Life on the Farm - June 2017
Here is a glimpse of some of the activities at the farm for June 2017.
Use the menu to the right to also find Life on the Farm updates from other months!
Planting Time for the Black Turtle Beans!
At the beginning of June, the beans were planted. As you can see it involves a lot of equipment, and that is only on the outside. Inside the tractor there is GPS for getting the rows straight and also an onboard computer!
Modern farming technology and organic practices working together.
When the sun shines...
When the sun shines you have to make hay. We started with the first cut June 7th.
The moisture content of the hay when cut is about 80%, and it needs to be 35-40% before we put it in the silo as haylage.
It takes about 2 days when we have good drying weather to get the hay to the 35-40%.
This haylage is good quality so it will be fed to the milking cows later on.
Two Days Later...
On June 9th, with 2 good drying days, the grass is dry enough (35% moisture / 65% dry matter) to be put into the silo for storage.

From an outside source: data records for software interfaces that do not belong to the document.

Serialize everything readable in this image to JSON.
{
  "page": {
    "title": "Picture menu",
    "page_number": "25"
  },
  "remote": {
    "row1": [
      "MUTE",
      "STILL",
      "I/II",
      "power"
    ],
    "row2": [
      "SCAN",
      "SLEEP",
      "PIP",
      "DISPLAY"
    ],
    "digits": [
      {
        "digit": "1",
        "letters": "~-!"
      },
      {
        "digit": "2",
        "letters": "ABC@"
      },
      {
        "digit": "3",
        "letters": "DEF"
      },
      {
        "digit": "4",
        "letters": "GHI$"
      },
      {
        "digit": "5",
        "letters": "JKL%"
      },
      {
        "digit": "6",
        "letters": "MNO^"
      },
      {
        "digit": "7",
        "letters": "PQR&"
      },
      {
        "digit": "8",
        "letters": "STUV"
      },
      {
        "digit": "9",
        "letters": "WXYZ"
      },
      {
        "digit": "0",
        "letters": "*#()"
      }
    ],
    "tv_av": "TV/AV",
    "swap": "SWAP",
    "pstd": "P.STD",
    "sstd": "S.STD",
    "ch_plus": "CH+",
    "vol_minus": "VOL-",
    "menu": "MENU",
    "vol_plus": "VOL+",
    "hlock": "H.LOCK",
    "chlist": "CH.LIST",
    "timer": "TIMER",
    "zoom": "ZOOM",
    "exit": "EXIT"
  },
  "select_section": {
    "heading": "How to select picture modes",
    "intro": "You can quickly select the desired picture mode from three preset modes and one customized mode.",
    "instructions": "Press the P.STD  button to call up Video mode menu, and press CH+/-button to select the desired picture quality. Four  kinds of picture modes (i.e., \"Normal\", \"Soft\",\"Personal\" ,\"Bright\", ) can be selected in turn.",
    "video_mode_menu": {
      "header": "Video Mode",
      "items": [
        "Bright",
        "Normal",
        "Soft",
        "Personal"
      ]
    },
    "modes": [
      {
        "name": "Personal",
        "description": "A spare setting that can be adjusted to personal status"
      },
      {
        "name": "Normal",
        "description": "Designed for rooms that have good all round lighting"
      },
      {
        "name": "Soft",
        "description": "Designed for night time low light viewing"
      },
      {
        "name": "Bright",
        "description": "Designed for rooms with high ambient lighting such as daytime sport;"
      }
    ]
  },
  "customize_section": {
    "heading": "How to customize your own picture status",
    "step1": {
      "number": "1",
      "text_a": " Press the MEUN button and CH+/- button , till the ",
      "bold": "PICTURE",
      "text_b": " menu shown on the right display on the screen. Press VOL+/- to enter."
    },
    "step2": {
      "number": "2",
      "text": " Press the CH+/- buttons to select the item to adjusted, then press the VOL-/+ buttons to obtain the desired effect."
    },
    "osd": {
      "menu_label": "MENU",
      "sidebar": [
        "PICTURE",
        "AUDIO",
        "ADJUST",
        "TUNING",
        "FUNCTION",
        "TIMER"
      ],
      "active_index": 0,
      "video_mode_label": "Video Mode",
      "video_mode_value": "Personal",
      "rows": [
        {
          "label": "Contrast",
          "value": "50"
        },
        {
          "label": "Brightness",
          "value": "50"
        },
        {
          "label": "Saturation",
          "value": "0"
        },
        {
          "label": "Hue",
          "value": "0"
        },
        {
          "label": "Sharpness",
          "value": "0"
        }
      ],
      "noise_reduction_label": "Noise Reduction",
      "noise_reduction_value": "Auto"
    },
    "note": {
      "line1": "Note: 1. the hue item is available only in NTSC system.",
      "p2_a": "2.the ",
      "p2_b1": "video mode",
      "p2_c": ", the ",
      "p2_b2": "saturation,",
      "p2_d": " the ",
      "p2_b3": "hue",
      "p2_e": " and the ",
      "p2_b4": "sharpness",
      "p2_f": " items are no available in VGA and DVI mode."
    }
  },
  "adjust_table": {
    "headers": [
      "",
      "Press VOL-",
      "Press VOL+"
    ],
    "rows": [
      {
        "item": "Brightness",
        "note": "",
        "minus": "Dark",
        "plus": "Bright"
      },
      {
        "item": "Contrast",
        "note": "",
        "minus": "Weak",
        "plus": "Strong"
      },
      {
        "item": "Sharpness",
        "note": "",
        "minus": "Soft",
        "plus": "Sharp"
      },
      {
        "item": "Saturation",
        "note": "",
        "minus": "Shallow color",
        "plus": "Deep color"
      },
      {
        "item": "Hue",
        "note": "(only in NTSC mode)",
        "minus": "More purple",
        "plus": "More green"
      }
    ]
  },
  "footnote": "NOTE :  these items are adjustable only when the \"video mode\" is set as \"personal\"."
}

In this picture, the machine being pulled by the tractor is called a "Merger" and it puts the hay into big windrows.
Then comes the Harvester that picks up the hay and chops it into little pieces, as well as blows it into a wagon.
The wagon is then driven from the field to the farm.
At the farm the wagon unloads into a blower that blows the haylage into the silo which is 80 feet tall.
When all is harvested the silo gets sealed and the haylage starts to ferment. Bacteria eat the sugars and change it into lactase which drops the ph. This way the haylage/ feed is preserved, like sauerkraut, and will stay good for at least a year.
In order to feed this to the cows there is a machine at the bottom of the silo that takes it out called a silo unloader.
Mother Love At Its Best
Monday (June 12th) it was time to spread liquid manure on the hay fields we just cut. This will help the second cut of hay grow better.
Here on the farm we think about the wildlife on the farm too. There is a killdeer nest right beside the manure pit. Martin took half an hour to find the location of the nest and mark it so it would not get destroyed.
The trucks back up to the nest but the mother killdeer stays on it. You can see some of her 4 eggs under her.
Mapleton's Most Valuable Resource
Okay so it's not glamorous, but this is Mapleton's most valuable resource being spread on the hay field that was just harvested. This will help the second cut of hay on that field grow better.
In this case it is liquid manure that we are spreading - a mix of urine and manure that the cows drop when they are eating and it gets scraped away by the alley scraper, and eventually ends up in the manure pit.
We only need to clean out the liquid manure pit once a year, because a majority of the excrements end up in the compost pack, which you can read more about here.
Mid - June, Martin spotted this Monarch butterfly and was able to get a quick but lovely picture.
Black Turtle Beans Update
The beans are up and growing well as of mid June.
At this point they are big enough to be weeded.
It takes a very good driver to do it, and the Crop Manager at Mapleton's is excellent at it.
In this close up below you can see there is just enough room for the tractor tires to maneuver through the rows without running over the young bean plants.
Special Guests for Father's Day
Martin's youngest grandson Acker lives in the United States, but was able to visit over Father's Day weekend along with his Mom & Dad.
Here is a glimpse of some of Acker's adventures!
Acker with his Aunt Arwa. As Martin says "you have to train them young."
Acker and his Aunt Arwa watching the birth of a calf. Acker's first!
The calf was a girl, and named Adrienne for Acker's mom.
Martin with Acker and Cherokee.
Rain, rain and more rain...
This picture is from the morning of June 23rd. Overnight the farm received 5 inches of rain in 6 hours!
At the left of the picture is a small creek that has filled and overflowed with the rain causing some flooding.
The area that is flooded also happens to be the laneway from the current pasture area to the barn.
Overnight the cows were out on the pasture which is at a higher level and not flooded. However, they didn't want to walk through the flooded area to go back to the barn.
Martin had to go out on the ATV to herd them home through the water. (There were some complaints from him about wet boots and socks but he and the ATV made it through the water too.)
For the rest of the day the cows will stay inside to minimize damage to the pasture.
In terms of the crops... there is a bit of a washout in some areas, and some are under water, but as long as the water is gone in 24 hours they should be fine.
The bigger concern at this point is weed control, because with the wet conditions we can't get into the fields to weed.
We'll be looking for some hot, dry weather after this wet spell to dry things up and get things growing.Email this Page